Boosted by buoyant sales of the R44 and turbine-powered R66, Robinson is ramping up production to 13 helicopters per week at its Torrance, Calif. manufacturing site.

The rate increase means overall annual production could come close to 600 in 2013, exceeding the record-setting 517 helicopters made in 2012.

“The economy has been quite a challenge, but interestingly enough it hasn’t impacted us. We’re just carrying on doing our thing,” says company President Kurt Robinson.

Although the 2012 tally marks a 45% increase over 2011’s production of 356, Robinson says the numbers could grow even further if the latest member of the helicopter family can win full certification in Canada, Russia and European Aviation Safety Agency regulated countries. These agencies refused to accept the U.S. FAA exemption over the helicopter’s single-string hydraulic system, thereby preventing certification of the R66 in several countries that have proved to be successful markets for the piston-powered R22 and R44 models.

As a result, Robinson has been working for more than a year with the FAA to demonstrate the single-valve design has an equivalent level of safety (ELOS) to a redundant design. FAA and Transport Canada officials witnessed tests on the R66 hydraulic system at the Robinson factory on Feb. 13-14. Tests included flight evaluations of the R66 control characteristics as well as ground tests using a fixture designed to simulate critical failures.

The exhaustive evaluation work “convinced us we have an incredibly robust system. We had no dual valve, so we had to show what happens if we intentionally jam the hydraulics. We put the biggest chip we could put in there, and it proved easy for the pilot to break through the chip (and maintain normal flight control).”

Following the demonstrations, the ELOS was granted a few weeks ago. “It’s a huge step for us,” says Robinson, who adds the company “immediately notified EASA and Russia and the others. So the ball is in their court.”

If the helicopter receives approval in these markets, Robinson anticipates that “we can bump up the 66, but right now as it is we’re looking at between 500 and 600 per year (of all models),” he says. Production in 2012 included 286 R44s, 191 R66s and 40 R22s. Robinson says the relatively high numbers of four-seat R44 sales indicates the Rolls-Royce RR300-powered R66 “is not cannibalizing sales of the R44. The R66 is a different market.”

Weekly production rates are now pegged at 13, which includes six R44s (four Raven IIs and two Raven Is), six R66s and a single R22.

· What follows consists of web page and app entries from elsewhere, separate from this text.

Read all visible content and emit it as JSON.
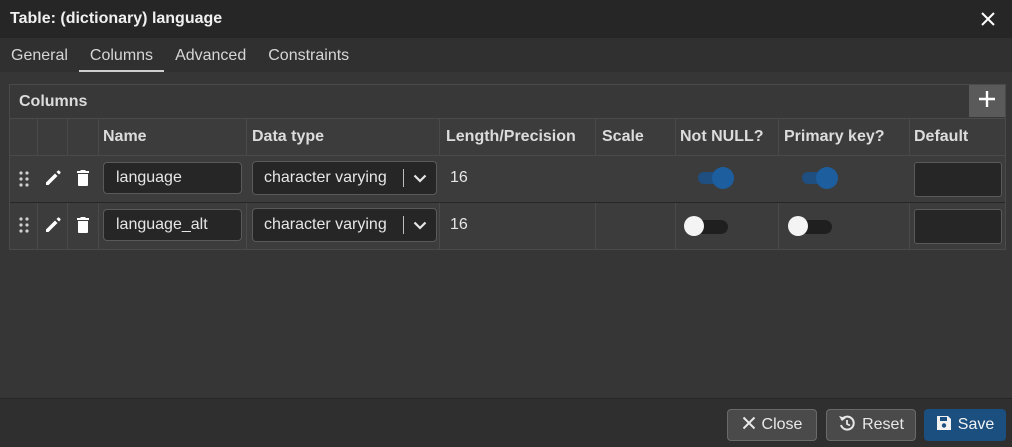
{
  "window": {
    "title": "Table: (dictionary) language"
  },
  "tabs": [
    {
      "label": "General"
    },
    {
      "label": "Columns"
    },
    {
      "label": "Advanced"
    },
    {
      "label": "Constraints"
    }
  ],
  "active_tab": "Columns",
  "columns_panel": {
    "title": "Columns",
    "headers": {
      "name": "Name",
      "data_type": "Data type",
      "length": "Length/Precision",
      "scale": "Scale",
      "not_null": "Not NULL?",
      "primary_key": "Primary key?",
      "default": "Default"
    },
    "rows": [
      {
        "name": "language",
        "data_type": "character varying",
        "length": "16",
        "scale": "",
        "not_null": true,
        "primary_key": true,
        "default": ""
      },
      {
        "name": "language_alt",
        "data_type": "character varying",
        "length": "16",
        "scale": "",
        "not_null": false,
        "primary_key": false,
        "default": ""
      }
    ]
  },
  "footer": {
    "close_label": "Close",
    "reset_label": "Reset",
    "save_label": "Save"
  },
  "colors": {
    "primary": "#1a4f7f",
    "toggle_on": "#1d5e9f",
    "background": "#363636"
  },
  "icons": [
    "close-icon",
    "plus-icon",
    "drag-handle-icon",
    "edit-icon",
    "delete-icon",
    "chevron-down-icon",
    "reset-icon",
    "save-icon"
  ]
}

Efforts to win ELOS clearance for the hydraulic system have absorbed company resources and delayed R66 upgrade projects such as floats and a cargo hook. However, Robinson says “the number one project is completing certification for the other countries. Hopefully we’ve given them all they need. But if Canada, Russia and EASA come back to us we’ll work with them.”

The company has completed all the testing required for the float upgrade. “We hope the FAA will come out and do tests in the early spring. Behind that is developing the cargo hook for the R66. We’re very pleased with that system and we brought pilots down from Canada to help us with that,” Robinson says.

The plan is to certify the aircraft for operation with the hook from either the left- or right-hand seat. Additional upgrades in the works include improved cockpit avionics for all three models, and a fuel bladder to replace the existing fuel tank arrangement in the R22. Robinson is also working with Lycoming, the manufacturer of the piston engines powering the R22 and R44, as well as with the FAA, to clear the use of unleaded aviation fuel. “We feel strongly about getting unleaded fuel approval for use in our piston engines. Hopefully by the first half of the year we’ll be operating on unleaded fuel. Environmentally it is the right thing to do and it kind of bothers me that it hasn’t been done,” he adds.